— YOUR GOAL —
All of the records must be repeated exactly.

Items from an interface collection
=== Begin Enclosure ===
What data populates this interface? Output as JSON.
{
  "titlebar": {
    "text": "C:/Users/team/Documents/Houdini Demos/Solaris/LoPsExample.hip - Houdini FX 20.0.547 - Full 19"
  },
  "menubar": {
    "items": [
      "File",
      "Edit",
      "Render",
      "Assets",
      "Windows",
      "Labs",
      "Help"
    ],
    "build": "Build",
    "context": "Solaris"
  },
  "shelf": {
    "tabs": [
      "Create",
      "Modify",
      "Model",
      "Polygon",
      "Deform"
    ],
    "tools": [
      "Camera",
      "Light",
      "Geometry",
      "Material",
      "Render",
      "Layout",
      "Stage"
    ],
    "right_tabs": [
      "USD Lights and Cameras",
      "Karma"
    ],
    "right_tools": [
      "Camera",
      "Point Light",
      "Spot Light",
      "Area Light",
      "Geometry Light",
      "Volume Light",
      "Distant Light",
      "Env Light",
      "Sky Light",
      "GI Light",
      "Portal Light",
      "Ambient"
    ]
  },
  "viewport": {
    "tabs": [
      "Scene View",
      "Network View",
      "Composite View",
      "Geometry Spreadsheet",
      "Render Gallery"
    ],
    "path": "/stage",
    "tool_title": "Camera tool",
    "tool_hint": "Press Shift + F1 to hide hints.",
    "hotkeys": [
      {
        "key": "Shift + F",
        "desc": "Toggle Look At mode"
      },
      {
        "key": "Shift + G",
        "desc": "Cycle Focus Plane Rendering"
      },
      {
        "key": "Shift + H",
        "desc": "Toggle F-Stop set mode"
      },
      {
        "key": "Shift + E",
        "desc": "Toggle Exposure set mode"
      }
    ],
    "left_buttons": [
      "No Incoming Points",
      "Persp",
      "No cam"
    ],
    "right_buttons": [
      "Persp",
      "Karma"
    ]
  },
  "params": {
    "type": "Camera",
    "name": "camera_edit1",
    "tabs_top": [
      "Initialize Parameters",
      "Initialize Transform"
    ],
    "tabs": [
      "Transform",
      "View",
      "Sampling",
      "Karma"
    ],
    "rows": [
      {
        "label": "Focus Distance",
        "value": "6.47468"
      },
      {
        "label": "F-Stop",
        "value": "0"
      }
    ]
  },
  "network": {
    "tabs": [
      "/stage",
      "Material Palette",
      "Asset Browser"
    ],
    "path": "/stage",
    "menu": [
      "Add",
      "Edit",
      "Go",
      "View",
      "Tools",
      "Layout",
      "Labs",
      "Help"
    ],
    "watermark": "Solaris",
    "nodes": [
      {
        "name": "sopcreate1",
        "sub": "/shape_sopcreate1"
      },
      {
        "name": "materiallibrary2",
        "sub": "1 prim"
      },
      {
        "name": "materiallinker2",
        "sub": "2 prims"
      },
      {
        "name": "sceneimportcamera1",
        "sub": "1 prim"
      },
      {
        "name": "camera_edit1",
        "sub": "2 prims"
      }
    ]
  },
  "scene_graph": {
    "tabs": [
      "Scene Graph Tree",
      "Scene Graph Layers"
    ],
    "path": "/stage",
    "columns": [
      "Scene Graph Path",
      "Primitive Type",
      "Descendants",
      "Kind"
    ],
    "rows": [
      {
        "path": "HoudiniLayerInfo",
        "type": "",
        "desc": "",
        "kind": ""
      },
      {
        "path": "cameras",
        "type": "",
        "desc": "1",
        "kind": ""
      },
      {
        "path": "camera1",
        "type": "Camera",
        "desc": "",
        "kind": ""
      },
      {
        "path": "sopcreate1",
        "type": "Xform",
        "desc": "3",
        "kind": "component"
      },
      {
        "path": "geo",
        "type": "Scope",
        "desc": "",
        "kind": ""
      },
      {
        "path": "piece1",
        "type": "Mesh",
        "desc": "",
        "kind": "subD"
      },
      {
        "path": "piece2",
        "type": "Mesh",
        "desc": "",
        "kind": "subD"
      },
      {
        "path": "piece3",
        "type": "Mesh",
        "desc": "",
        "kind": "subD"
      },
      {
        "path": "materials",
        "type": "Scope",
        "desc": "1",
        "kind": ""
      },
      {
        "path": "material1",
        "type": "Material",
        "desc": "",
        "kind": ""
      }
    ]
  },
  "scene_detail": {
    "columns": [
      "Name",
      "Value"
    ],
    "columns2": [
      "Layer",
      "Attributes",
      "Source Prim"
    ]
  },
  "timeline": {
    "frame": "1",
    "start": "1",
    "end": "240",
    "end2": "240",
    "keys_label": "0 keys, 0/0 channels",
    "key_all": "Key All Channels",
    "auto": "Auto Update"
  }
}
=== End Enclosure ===
— RESULT OF THIS EXERCISE —
What data populates this interface? Output as JSON.
{
  "titlebar": {
    "text": "C:/Users/team/Documents/Houdini Demos/Solaris/LoPsExample.hip - Houdini FX 20.0.547 - Full 19"
  },
  "menubar": {
    "items": [
      "File",
      "Edit",
      "Render",
      "Assets",
      "Windows",
      "Labs",
      "Help"
    ],
    "build": "Build",
    "context": "Solaris"
  },
  "shelf": {
    "tabs": [
      "Create",
      "Modify",
      "Model",
      "Polygon",
      "Deform"
    ],
    "tools": [
      "Camera",
      "Light",
      "Geometry",
      "Material",
      "Render",
      "Layout",
      "Stage"
    ],
    "right_tabs": [
      "USD Lights and Cameras",
      "Karma"
    ],
    "right_tools": [
      "Camera",
      "Point Light",
      "Spot Light",
      "Area Light",
      "Geometry Light",
      "Volume Light",
      "Distant Light",
      "Env Light",
      "Sky Light",
      "GI Light",
      "Portal Light",
      "Ambient"
    ]
  },
  "viewport": {
    "tabs": [
      "Scene View",
      "Network View",
      "Composite View",
      "Geometry Spreadsheet",
      "Render Gallery"
    ],
    "path": "/stage",
    "tool_title": "Camera tool",
    "tool_hint": "Press Shift + F1 to hide hints.",
    "hotkeys": [
      {
        "key": "Shift + F",
        "desc": "Toggle Look At mode"
      },
      {
        "key": "Shift + G",
        "desc": "Cycle Focus Plane Rendering"
      },
      {
        "key": "Shift + H",
        "desc": "Toggle F-Stop set mode"
      },
      {
        "key": "Shift + E",
        "desc": "Toggle Exposure set mode"
      }
    ],
    "left_buttons": [
      "No Incoming Points",
      "Persp",
      "No cam"
    ],
    "right_buttons": [
      "Persp",
      "Karma"
    ]
  },
  "params": {
    "type": "Camera",
    "name": "camera_edit1",
    "tabs_top": [
      "Initialize Parameters",
      "Initialize Transform"
    ],
    "tabs": [
      "Transform",
      "View",
      "Sampling",
      "Karma"
    ],
    "rows": [
      {
        "label": "Focus Distance",
        "value": "6.47468"
      },
      {
        "label": "F-Stop",
        "value": "0"
      }
    ]
  },
  "network": {
    "tabs": [
      "/stage",
      "Material Palette",
      "Asset Browser"
    ],
    "path": "/stage",
    "menu": [
      "Add",
      "Edit",
      "Go",
      "View",
      "Tools",
      "Layout",
      "Labs",
      "Help"
    ],
    "watermark": "Solaris",
    "nodes": [
      {
        "name": "sopcreate1",
        "sub": "/shape_sopcreate1"
      },
      {
        "name": "materiallibrary2",
        "sub": "1 prim"
      },
      {
        "name": "materiallinker2",
        "sub": "2 prims"
      },
      {
        "name": "sceneimportcamera1",
        "sub": "1 prim"
      },
      {
        "name": "camera_edit1",
        "sub": "2 prims"
      }
    ]
  },
  "scene_graph": {
    "tabs": [
      "Scene Graph Tree",
      "Scene Graph Layers"
    ],
    "path": "/stage",
    "columns": [
      "Scene Graph Path",
      "Primitive Type",
      "Descendants",
      "Kind"
    ],
    "rows": [
      {
        "path": "HoudiniLayerInfo",
        "type": "",
        "desc": "",
        "kind": ""
      },
      {
        "path": "cameras",
        "type": "",
        "desc": "1",
        "kind": ""
      },
      {
        "path": "camera1",
        "type": "Camera",
        "desc": "",
        "kind": ""
      },
      {
        "path": "sopcreate1",
        "type": "Xform",
        "desc": "3",
        "kind": "component"
      },
      {
        "path": "geo",
        "type": "Scope",
        "desc": "",
        "kind": ""
      },
      {
        "path": "piece1",
        "type": "Mesh",
        "desc": "",
        "kind": "subD"
      },
      {
        "path": "piece2",
        "type": "Mesh",
        "desc": "",
        "kind": "subD"
      },
      {
        "path": "piece3",
        "type": "Mesh",
        "desc": "",
        "kind": "subD"
      },
      {
        "path": "materials",
        "type": "Scope",
        "desc": "1",
        "kind": ""
      },
      {
        "path": "material1",
        "type": "Material",
        "desc": "",
        "kind": ""
      }
    ]
  },
  "scene_detail": {
    "columns": [
      "Name",
      "Value"
    ],
    "columns2": [
      "Layer",
      "Attributes",
      "Source Prim"
    ]
  },
  "timeline": {
    "frame": "1",
    "start": "1",
    "end": "240",
    "end2": "240",
    "keys_label": "0 keys, 0/0 channels",
    "key_all": "Key All Channels",
    "auto": "Auto Update"
  }
}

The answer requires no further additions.